This may seem a very difficult point to accept but transmuting negativity may help dull the void—I know it will never fill it but it should help. I think it is a point we should all consider painful though it may be. It is important that all families that are victims of loss to homicide experience a sense of fairness and balance in dealing with all state and local authorities in the aftermath of the tragedy. They need full, timely and accurate information about court procedures—including the coroner’s court. Where appropriate confidential information and counselling should be made available and follow – up contact after all procedures have been finalised may be desirable. Your work can only help this process.

In conclusion let me return to Nuala Crean and what she said at her eldest son’s funeral. It is a message for all who have been so grievously injured by the loss of a loved one to homicide. “Let the light that shone in your loved one, shine in you also, in its own special way. Let it shine and be at peace”

As those words washed over me that day, I couldn’t stop thinking of that brave mum, Nuala Crean who had lost her precious son only weeks earlier. I quietly wondered if it was me would I be so forgiving? I remembered how she spoke about the perpetrator and his loving family I thought of the pain they too must be so deeply feeling. Then three people spoke of what it was like for them, losing a loved one through homicide. Siobhan, mother, talked of the impact of her son, Gavin’s death through homicide – how it affected her as a person, how it impacted on the family and the affect it had on her, with her relationship with her family of origin. She spoke with such openness and honesty. The second man to speak, a French gentleman, had lost his niece and, as yet, nobody has been charged with her murder- he spoke of the impact of that on their family.  Lastly, a man who had lost his nephew, Shane, through homicide, spoke again with such openness and honesty of the pain inflicted on that family.

About five hundred names of people who have died by homicide were called out that day. Relatives of those people were then given the opportunity to go to the altar, with a candle and a photo of their loved one, and place them at the altar, in remembrance of their loved one. This symbolic gesture was given to all present. At the end of the ceremony, the families were asked to go to the back of the Church, and there they would be given flowers. They were then asked to bring the flowers to a Monument outside the Church, where a closing ceremony would take place. All attending were then invited to a nearby hotel for food, which was beautifully presented. As I sat down in a chair, I could see such pain, etched on the faces of those broken people I thanked God, for being spared such tragedy, and felt all I could do, was offer a prayer, to ask God, to love them and nurture them on this awful jagged grief journey of theirs.
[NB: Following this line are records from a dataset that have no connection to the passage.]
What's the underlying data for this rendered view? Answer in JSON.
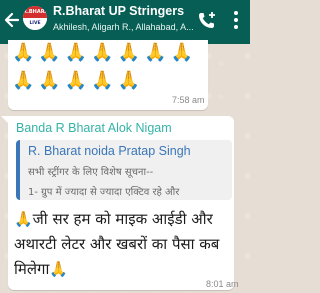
{
  "header": {
    "title": "R.Bharat UP Stringers",
    "subtitle": "Akhilesh, Aligarh R., Allahabad, A...",
    "avatar_top": "R.BHARAT",
    "avatar_bottom": "LIVE NOW",
    "bg_color": "#075e54"
  },
  "messages": [
    {
      "emoji_row_1": "🙏🙏🙏🙏🙏🙏🙏",
      "emoji_row_2": "🙏🙏🙏🙏🙏",
      "time": "7:58 am"
    },
    {
      "sender": "Banda R Bharat Alok Nigam",
      "quote_author": "R. Bharat noida Pratap Singh",
      "quote_line_1": "सभी स्ट्रींगर के लिए विशेष सूचना--",
      "quote_line_2": "1- ग्रुप में ज्यादा से ज्यादा एक्टिव रहे और",
      "text": "🙏जी सर हम को माइक आईडी और अथारटी लेटर और खबरों का पैसा कब मिलेगा🙏",
      "time": "8:01 am"
    }
  ],
  "colors": {
    "sender": "#35b2a6",
    "quote_author": "#3a76b8",
    "chat_bg": "#e6ddd4"
  }
}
What a SAD but yet SPECIAL day this was SAD, because their loved ones were gone but SPECIAL because their loved ones were being remembered in a most significant way.

Mary O’Callaghan IACP works in private practice in Naas, Co. Kildare